The first line to keep is the one containing "Extract the structured"; restate it and all lines after it through the end of the material, word for word and nothing else.

● ● ● ● ●

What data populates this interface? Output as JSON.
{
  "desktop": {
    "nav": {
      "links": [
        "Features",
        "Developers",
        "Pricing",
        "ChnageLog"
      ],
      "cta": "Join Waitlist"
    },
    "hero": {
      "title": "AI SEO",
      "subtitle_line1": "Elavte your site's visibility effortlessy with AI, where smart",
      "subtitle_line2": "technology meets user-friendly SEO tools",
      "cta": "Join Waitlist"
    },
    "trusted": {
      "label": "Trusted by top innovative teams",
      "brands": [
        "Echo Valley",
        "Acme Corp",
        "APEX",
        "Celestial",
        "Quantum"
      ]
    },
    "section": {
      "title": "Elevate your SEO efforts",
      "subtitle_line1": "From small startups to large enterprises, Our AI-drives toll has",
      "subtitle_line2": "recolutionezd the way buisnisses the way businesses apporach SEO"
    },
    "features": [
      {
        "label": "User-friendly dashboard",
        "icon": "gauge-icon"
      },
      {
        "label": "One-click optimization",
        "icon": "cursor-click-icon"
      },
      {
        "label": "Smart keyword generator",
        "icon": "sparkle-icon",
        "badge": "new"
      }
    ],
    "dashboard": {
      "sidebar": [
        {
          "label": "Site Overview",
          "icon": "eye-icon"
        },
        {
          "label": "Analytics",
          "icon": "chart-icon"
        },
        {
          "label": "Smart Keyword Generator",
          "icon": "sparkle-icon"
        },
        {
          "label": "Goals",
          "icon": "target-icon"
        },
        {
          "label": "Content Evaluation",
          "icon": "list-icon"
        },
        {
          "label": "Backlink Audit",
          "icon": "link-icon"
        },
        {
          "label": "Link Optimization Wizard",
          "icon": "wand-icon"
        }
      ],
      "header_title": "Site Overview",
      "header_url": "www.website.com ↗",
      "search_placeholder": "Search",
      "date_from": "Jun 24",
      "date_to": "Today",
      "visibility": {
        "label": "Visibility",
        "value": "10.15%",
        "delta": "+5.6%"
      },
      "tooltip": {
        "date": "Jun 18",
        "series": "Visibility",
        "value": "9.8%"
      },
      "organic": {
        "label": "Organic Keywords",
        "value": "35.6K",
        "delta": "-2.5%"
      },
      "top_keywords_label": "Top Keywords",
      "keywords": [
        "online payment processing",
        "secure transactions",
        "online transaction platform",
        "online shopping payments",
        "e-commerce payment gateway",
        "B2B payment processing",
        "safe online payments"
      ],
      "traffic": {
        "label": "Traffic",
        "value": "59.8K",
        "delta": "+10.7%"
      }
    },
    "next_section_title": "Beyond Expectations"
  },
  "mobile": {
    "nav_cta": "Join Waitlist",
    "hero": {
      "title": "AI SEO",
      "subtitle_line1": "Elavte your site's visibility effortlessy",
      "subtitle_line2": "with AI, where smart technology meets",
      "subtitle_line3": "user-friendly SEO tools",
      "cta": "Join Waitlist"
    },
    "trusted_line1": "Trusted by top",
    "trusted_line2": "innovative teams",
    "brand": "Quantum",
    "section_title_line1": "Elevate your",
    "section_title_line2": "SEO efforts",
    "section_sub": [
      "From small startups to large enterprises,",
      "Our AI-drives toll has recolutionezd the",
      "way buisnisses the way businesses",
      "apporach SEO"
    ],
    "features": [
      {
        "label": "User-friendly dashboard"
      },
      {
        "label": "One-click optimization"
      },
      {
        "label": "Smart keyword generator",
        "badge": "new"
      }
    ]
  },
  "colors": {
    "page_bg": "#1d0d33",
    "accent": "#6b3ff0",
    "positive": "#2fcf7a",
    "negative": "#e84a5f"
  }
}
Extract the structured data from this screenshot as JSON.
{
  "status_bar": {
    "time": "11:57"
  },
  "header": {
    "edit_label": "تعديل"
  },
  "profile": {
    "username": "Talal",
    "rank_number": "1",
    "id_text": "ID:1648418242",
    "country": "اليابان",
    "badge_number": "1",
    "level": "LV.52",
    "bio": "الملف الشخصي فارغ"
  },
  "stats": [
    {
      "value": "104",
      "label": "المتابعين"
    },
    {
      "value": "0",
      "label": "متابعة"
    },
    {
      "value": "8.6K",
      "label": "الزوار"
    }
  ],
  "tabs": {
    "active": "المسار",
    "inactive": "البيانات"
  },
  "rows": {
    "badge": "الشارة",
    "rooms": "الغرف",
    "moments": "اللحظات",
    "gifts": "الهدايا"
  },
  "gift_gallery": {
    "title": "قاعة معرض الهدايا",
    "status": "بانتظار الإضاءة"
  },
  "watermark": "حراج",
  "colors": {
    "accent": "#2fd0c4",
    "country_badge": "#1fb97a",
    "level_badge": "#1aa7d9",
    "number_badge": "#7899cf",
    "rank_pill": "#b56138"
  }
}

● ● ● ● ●

> Result below:
Extract the structured data from this screenshot as JSON.
{
  "status_bar": {
    "time": "11:57"
  },
  "header": {
    "edit_label": "تعديل"
  },
  "profile": {
    "username": "Talal",
    "rank_number": "1",
    "id_text": "ID:1648418242",
    "country": "اليابان",
    "badge_number": "1",
    "level": "LV.52",
    "bio": "الملف الشخصي فارغ"
  },
  "stats": [
    {
      "value": "104",
      "label": "المتابعين"
    },
    {
      "value": "0",
      "label": "متابعة"
    },
    {
      "value": "8.6K",
      "label": "الزوار"
    }
  ],
  "tabs": {
    "active": "المسار",
    "inactive": "البيانات"
  },
  "rows": {
    "badge": "الشارة",
    "rooms": "الغرف",
    "moments": "اللحظات",
    "gifts": "الهدايا"
  },
  "gift_gallery": {
    "title": "قاعة معرض الهدايا",
    "status": "بانتظار الإضاءة"
  },
  "watermark": "حراج",
  "colors": {
    "accent": "#2fd0c4",
    "country_badge": "#1fb97a",
    "level_badge": "#1aa7d9",
    "number_badge": "#7899cf",
    "rank_pill": "#b56138"
  }
}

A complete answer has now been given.